The Justice Department did not immediately respond to a request for comment. The Trump administration said that it is based on "utterly unprecedented legal theories" and it is unreasonable to use research that was conducted as far back as the Lyndon Johnson presidency.

U.S. District Judge Ann Aiken in Eugene a year ago denied the motion to dismiss the case.

"If appellate review could be invoked whenever a district court denied a motion to dismiss, we would be quickly overwhelmed with such requests, and the resolution of cases would be unnecessarily delayed", Thomas wrote.

"We are mindful that some of the plaintiffs' claims as now pleaded are quite broad, and some of the remedies the plaintiffs seek may not be available as redress", Judge Sidney Thomas wrote in the decision.
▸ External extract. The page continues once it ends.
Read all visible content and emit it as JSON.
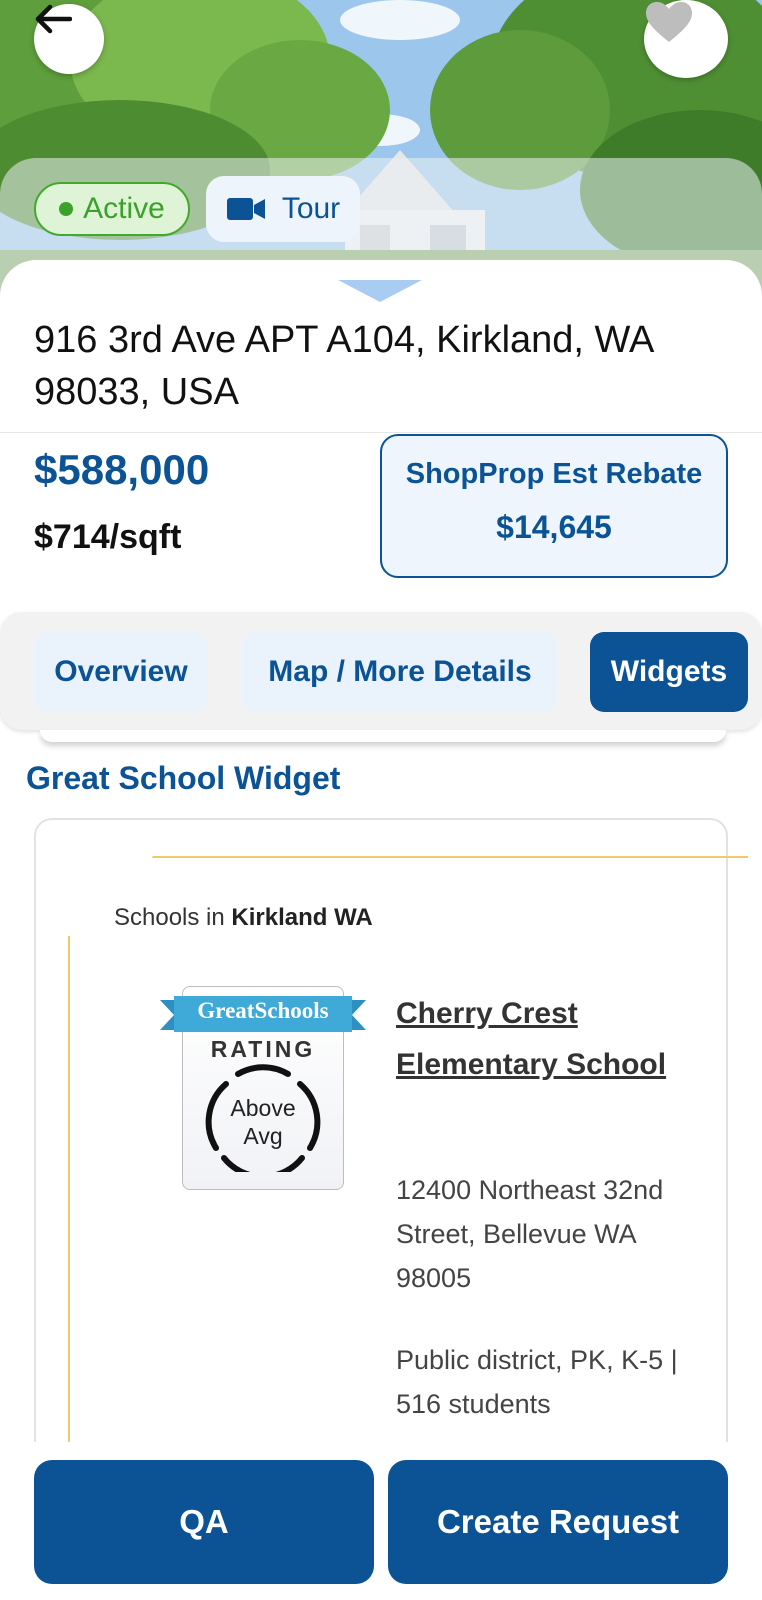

Barring an intervention by the Supreme Court, U.S. District Judge Ann Aiken must now decide which government officials can be questioned in depositions. "However, the district court needs to consider those issues further in the first instance".